A bottle of Tajín Clásico seasoning.
Mandarin oranges in a bowl within a bowl of popcorn, both sprinkled in Tajín powdered seasoning.

Tajín Clásico Seasoning[edit]

The company's most popular product is a seasoning powder, often referred to as simply Tajín, consisting of ground chilli peppers, sea salt, and dehydrated lime juice. It is the #1 chili lime seasoning in the U.S. today and continues to grow at a double-digit pace.[7] The powder is tangy and spicy, and has a color ranging from amber to carmine. It is often added to food as a condiment, most commonly fruits[8] such as watermelon, mango, oranges, papaya, and cucumbers, however it is also known to be used to season popcorn, fruit juice, meat, and to rim drink glasses.[9] Tajín is also used occasionally as an ingredient in micheladas, a beer cocktail. The seasoning is widely available in Mexico and is found in nearly every store in the country.[citation needed]

Tajín Spicy Clásico Snack Sauce[edit]

Empresas Tajín also produces a couple varieties of salsa, such as the Tajín Snack Sauce. The ingredients are nearly identical to their powdered seasoning counterpart, only in a liquid blend.[10] Similarly to Tapatio and Valentina hot sauces, Tajín Snack Sauce is red in color and has a viscosity moderately higher than that of water. Like its powder counterpart, the sauce is added to fruits and meats, mixed into drinks, and used as a dip for chips and popcorn.

Collaborations with other brands[edit]

Among its other variations of salsas and Tajín (such as a habanero flavor[11] variant and a low sodium[12] variant of their powdered seasoning), the chili seasoning company has collaborated with other brands to manufacture Tajín flavored variants. One such example is with On The Border, a brand of tortilla chips, to create On The Border Taste of Tajín. Tajín has also collaborated with Snak Club, releasing three variants of Tajín flavored snack mixes: tropical mix, toasted corn, and peanuts.

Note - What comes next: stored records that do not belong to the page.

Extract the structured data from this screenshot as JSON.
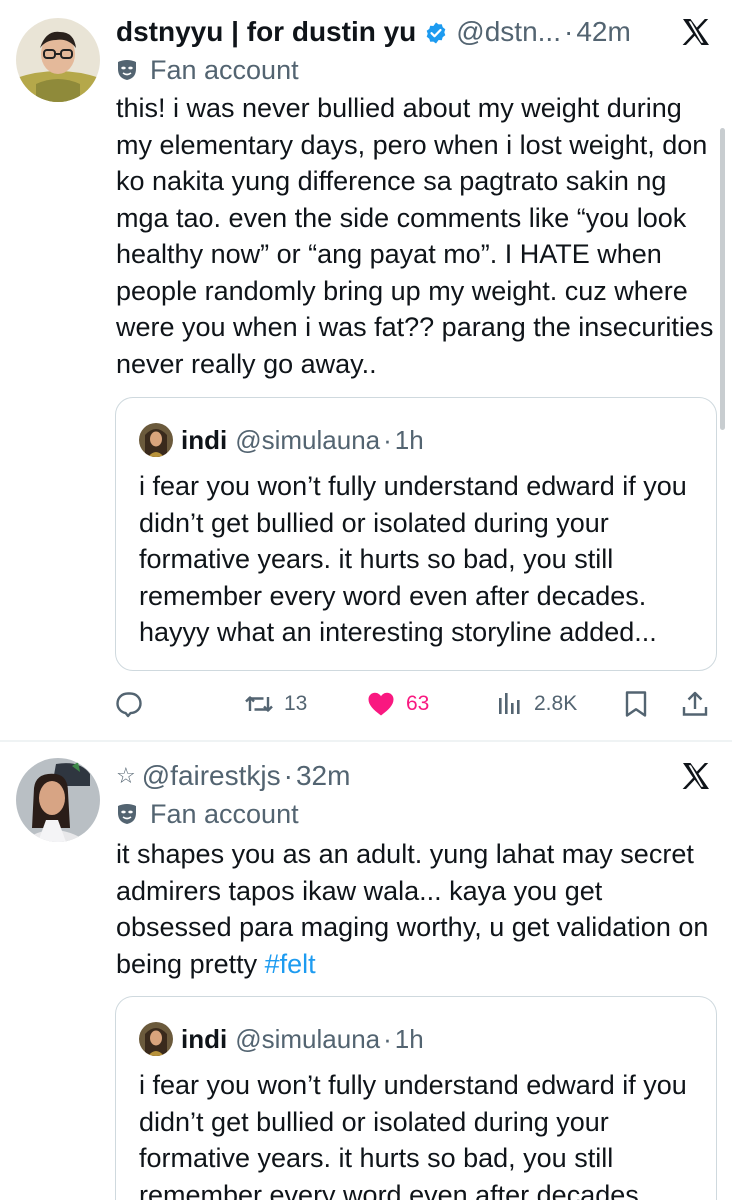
{
  "tweets": [
    {
      "display_name": "dstnyyu | for dustin yu",
      "handle": "@dstn...",
      "dot": "·",
      "time": "42m",
      "label": "Fan account",
      "text": "this! i was never bullied about my weight during my elementary days, pero when i lost weight, don ko nakita yung difference sa pagtrato sakin ng mga tao. even the side comments like “you look healthy now” or “ang payat mo”. I HATE when people randomly bring up my weight. cuz where were you when i was fat?? parang the insecurities never really go away..",
      "quote": {
        "name": "indi",
        "handle": "@simulauna",
        "dot": "·",
        "time": "1h",
        "text": "i fear you won’t fully understand edward if you didn’t get bullied or isolated during your formative years. it hurts so bad, you still remember every word even after decades. hayyy what an interesting storyline added..."
      },
      "actions": {
        "retweets": "13",
        "likes": "63",
        "views": "2.8K"
      }
    },
    {
      "prefix": "☆",
      "handle": "@fairestkjs",
      "dot": "·",
      "time": "32m",
      "label": "Fan account",
      "text": "it shapes you as an adult. yung lahat may secret admirers tapos ikaw wala... kaya you get obsessed para maging worthy, u get validation on being pretty ",
      "hashtag": "#felt",
      "quote": {
        "name": "indi",
        "handle": "@simulauna",
        "dot": "·",
        "time": "1h",
        "text": "i fear you won’t fully understand edward if you didn’t get bullied or isolated during your formative years. it hurts so bad, you still remember every word even after decades."
      }
    }
  ],
  "colors": {
    "text": "#0f1419",
    "secondary": "#536471",
    "verified": "#1d9bf0",
    "like": "#f91880",
    "hashtag": "#1d9bf0",
    "border": "#cfd9de"
  },
  "icons": {
    "verified": "verified-badge-icon",
    "x_logo": "x-logo-icon",
    "fan_label": "mask-icon",
    "reply": "reply-icon",
    "retweet": "retweet-icon",
    "like": "heart-icon",
    "views": "views-icon",
    "bookmark": "bookmark-icon",
    "share": "share-icon"
  }
}
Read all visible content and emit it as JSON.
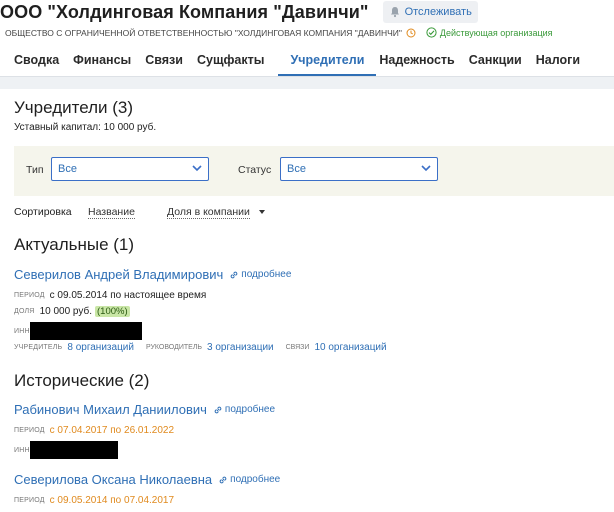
{
  "header": {
    "company_title": "ООО \"Холдинговая Компания \"Давинчи\"",
    "follow_label": "Отслеживать",
    "full_name": "ОБЩЕСТВО С ОГРАНИЧЕННОЙ ОТВЕТСТВЕННОСТЬЮ \"ХОЛДИНГОВАЯ КОМПАНИЯ \"ДАВИНЧИ\"",
    "status": "Действующая организация",
    "status_color": "#3a9a3a"
  },
  "tabs": [
    {
      "label": "Сводка"
    },
    {
      "label": "Финансы"
    },
    {
      "label": "Связи"
    },
    {
      "label": "Сущфакты"
    },
    {
      "label": "Учредители",
      "active": true
    },
    {
      "label": "Надежность"
    },
    {
      "label": "Санкции"
    },
    {
      "label": "Налоги"
    }
  ],
  "founders": {
    "title": "Учредители (3)",
    "capital": "Уставный капитал: 10 000 руб.",
    "filters": {
      "type_label": "Тип",
      "type_value": "Все",
      "status_label": "Статус",
      "status_value": "Все"
    },
    "sort": {
      "label": "Сортировка",
      "by_name": "Название",
      "by_share": "Доля в компании"
    },
    "actual": {
      "title": "Актуальные (1)",
      "items": [
        {
          "name": "Северилов Андрей Владимирович",
          "more": "подробнее",
          "period_label": "период",
          "period": "с 09.05.2014 по настоящее время",
          "share_label": "доля",
          "share_value": "10 000 руб.",
          "share_percent": "(100%)",
          "inn_label": "инн",
          "founder_label": "учредитель",
          "founder_link": "8 организаций",
          "head_label": "руководитель",
          "head_link": "3 организации",
          "links_label": "связи",
          "links_link": "10 организаций"
        }
      ]
    },
    "historical": {
      "title": "Исторические (2)",
      "items": [
        {
          "name": "Рабинович Михаил Даниилович",
          "more": "подробнее",
          "period_label": "период",
          "period": "с 07.04.2017 по 26.01.2022",
          "inn_label": "инн"
        },
        {
          "name": "Северилова Оксана Николаевна",
          "more": "подробнее",
          "period_label": "период",
          "period": "с 09.05.2014 по 07.04.2017"
        }
      ]
    }
  },
  "colors": {
    "accent": "#2f6fb5",
    "historical_period": "#e08a1e",
    "filter_bg": "#f5f5ec"
  }
}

References[edit]

  1. ^ "Empresas Tajín". Linkedin.
  2. ^ "Tajin Marks 30 Years of Spicing Up Produce". The Packer. October 16, 2015.
  3. ^ "Tajín". www.tajin.com. Retrieved 2020-02-08.
  4. ^ "Tajín - FAQs". www.tajin.com. Retrieved 2020-02-08.
  5. ^ "Tajín". www.tajin.com. Retrieved 2020-02-08.
  6. ^ "Tajín - History". www.tajin.com. Retrieved 2020-02-08.
  7. ^ "Tajín® Clásico Peanuts – Century Snacks". Retrieved 2020-02-08.
  8. ^ littlestmartha (2011-03-14). "Tajin Makes Everything Taste Better". Littlest Martha. Retrieved 2020-02-08.
  9. ^ "TAJÍN® Rimmer". www.tajin.com. Retrieved 2020-02-08.
  10. ^ "TAJÍN® Regular Snack Sauce". www.tajin.com. Retrieved 2020-02-08.
  11. ^ "TAJÍN® Habanero". www.tajin.com. Retrieved 2020-02-08.
  12. ^ "TAJÍN® Clásico Low Sodium". www.tajin.com. Retrieved 2020-02-08.

External links[edit]